President Donald Trump isn’t letting up in his spat with Chief Justice John Roberts, making a fresh claim Thursday that judges are threatening national security, after the Supreme Court’s leader issued an unusual rebuke.
In a Thanksgiving Day tweet that began, “Justice Roberts can say what he wants,” Trump renewed his attacks on a federal appeals court that could decide the fate of a White House effort to curb migrants’ asylum claims. By again invoking Roberts, Trump escalated a dispute with the man likely to cast pivotal votes on the president’s priorities over the next two years.
San Francisco’s 9th U.S. Circuit Court of Appeals is “a complete & total disaster,” Trump wrote. He added that “Judges must not Legislate Security.”

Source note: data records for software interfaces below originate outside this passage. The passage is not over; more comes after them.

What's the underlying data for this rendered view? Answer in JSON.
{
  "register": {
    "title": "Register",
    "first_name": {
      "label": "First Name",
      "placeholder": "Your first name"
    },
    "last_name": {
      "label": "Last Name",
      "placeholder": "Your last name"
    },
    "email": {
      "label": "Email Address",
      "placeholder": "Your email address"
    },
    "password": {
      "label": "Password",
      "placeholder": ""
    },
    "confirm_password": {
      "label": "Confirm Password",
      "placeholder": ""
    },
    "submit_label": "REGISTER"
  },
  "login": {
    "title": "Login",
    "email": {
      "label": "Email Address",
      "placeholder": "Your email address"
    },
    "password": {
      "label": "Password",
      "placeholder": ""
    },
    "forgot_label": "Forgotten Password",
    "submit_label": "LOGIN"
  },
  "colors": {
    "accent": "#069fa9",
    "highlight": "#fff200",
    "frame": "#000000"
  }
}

The tweet is one of three Trump has issued since Wednesday responding to Roberts pushing back on the president’s criticisms of judges appointed by Barack Obama.
The sparing was set off by U.S. District Judge Jon Tigar’s Monday ruling that temporarily barred the administration from requiring all asylum applications to be made at official ports of entry. One day after the decision, Trump derisively referred to Tigar as “an Obama judge,” and ripped the 9th Circuit, which would handle any appeal.
That prompted Roberts to make the following Wednesday statement:
“We do not have Obama judges or Trump judges, Bush judges or Clinton judges. What we have is an extraordinary group of dedicated judges doing their level best to do equal right to those appearing before them,” the chief justice added. “That independent judiciary is something we should all be thankful for.”
Although Roberts has defended the judiciary in the past, the remarks — released in response to a question from the Associated Press — marked the first time he’s directly responded to comments made by Trump.
Roberts, appointed by Republican President George W. Bush, is likely to hold the court’s most important vote in the coming years. Roberts is a conservative on high-profile issues, but he has proven less interested in overturning precedents — and more interested in forging consensus rulings — than some of his fellow Republican appointees.